#### Provided information ####

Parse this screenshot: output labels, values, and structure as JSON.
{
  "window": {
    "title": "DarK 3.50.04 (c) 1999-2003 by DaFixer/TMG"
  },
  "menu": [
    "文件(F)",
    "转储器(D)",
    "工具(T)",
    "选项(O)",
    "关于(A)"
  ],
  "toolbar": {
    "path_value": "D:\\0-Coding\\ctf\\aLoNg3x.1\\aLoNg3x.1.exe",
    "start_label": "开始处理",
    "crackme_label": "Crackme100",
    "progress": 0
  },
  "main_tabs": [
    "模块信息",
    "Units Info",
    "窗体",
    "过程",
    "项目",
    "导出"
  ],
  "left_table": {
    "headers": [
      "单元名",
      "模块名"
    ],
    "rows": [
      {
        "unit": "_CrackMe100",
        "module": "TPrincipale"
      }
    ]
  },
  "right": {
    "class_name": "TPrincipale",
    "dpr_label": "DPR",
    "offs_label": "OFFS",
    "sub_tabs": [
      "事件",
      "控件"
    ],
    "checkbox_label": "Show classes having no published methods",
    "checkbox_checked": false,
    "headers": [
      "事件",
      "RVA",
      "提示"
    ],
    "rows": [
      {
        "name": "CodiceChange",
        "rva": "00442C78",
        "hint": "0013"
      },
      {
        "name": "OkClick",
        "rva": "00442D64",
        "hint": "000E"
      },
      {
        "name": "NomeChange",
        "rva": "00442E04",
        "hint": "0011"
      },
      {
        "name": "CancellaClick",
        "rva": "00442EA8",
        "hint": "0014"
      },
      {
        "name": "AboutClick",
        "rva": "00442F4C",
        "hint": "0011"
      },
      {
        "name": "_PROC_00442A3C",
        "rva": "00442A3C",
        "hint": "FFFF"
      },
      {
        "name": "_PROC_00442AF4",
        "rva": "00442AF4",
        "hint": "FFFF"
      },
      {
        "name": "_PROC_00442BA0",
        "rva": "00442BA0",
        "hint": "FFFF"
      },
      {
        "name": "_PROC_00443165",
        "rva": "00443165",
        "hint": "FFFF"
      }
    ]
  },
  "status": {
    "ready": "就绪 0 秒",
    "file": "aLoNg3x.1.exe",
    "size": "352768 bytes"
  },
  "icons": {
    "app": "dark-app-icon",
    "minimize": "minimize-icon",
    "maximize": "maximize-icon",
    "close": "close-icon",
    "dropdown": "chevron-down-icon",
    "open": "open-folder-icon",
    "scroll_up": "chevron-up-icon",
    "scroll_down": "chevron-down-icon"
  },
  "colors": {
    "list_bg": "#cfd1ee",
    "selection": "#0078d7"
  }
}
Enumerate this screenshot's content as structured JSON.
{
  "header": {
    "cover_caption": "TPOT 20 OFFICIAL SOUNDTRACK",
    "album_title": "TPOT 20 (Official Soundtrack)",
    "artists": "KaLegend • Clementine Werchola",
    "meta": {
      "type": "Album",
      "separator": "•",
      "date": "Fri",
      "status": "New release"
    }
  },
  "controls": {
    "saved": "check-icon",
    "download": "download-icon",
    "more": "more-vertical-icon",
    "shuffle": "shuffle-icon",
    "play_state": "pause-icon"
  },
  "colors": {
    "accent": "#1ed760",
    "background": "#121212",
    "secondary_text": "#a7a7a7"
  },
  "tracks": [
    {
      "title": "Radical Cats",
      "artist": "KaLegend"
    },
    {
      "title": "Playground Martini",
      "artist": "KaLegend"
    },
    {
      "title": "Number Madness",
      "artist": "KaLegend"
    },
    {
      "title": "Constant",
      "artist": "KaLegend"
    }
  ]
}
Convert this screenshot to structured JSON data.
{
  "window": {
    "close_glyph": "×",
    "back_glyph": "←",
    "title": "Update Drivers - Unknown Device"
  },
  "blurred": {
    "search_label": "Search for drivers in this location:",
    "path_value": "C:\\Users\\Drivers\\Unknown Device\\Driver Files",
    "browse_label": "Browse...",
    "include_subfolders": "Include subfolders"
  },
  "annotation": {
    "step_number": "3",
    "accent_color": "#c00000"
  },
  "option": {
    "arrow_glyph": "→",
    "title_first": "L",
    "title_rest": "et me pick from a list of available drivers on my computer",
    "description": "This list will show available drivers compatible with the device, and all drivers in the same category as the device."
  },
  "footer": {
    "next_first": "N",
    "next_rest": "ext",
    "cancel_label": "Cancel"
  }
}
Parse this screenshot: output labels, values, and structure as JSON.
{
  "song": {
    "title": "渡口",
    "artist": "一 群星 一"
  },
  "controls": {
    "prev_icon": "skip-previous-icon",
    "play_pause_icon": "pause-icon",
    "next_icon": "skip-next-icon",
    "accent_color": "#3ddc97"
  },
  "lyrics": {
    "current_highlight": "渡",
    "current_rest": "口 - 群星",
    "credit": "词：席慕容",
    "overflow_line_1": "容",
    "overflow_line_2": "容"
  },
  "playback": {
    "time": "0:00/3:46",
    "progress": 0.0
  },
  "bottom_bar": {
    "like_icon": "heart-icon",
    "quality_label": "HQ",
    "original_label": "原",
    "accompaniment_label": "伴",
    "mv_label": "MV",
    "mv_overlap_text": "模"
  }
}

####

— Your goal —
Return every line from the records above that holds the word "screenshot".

— Answer to this task —
Parse this screenshot: output labels, values, and structure as JSON.
Enumerate this screenshot's content as structured JSON.
Convert this screenshot to structured JSON data.
Parse this screenshot: output labels, values, and structure as JSON.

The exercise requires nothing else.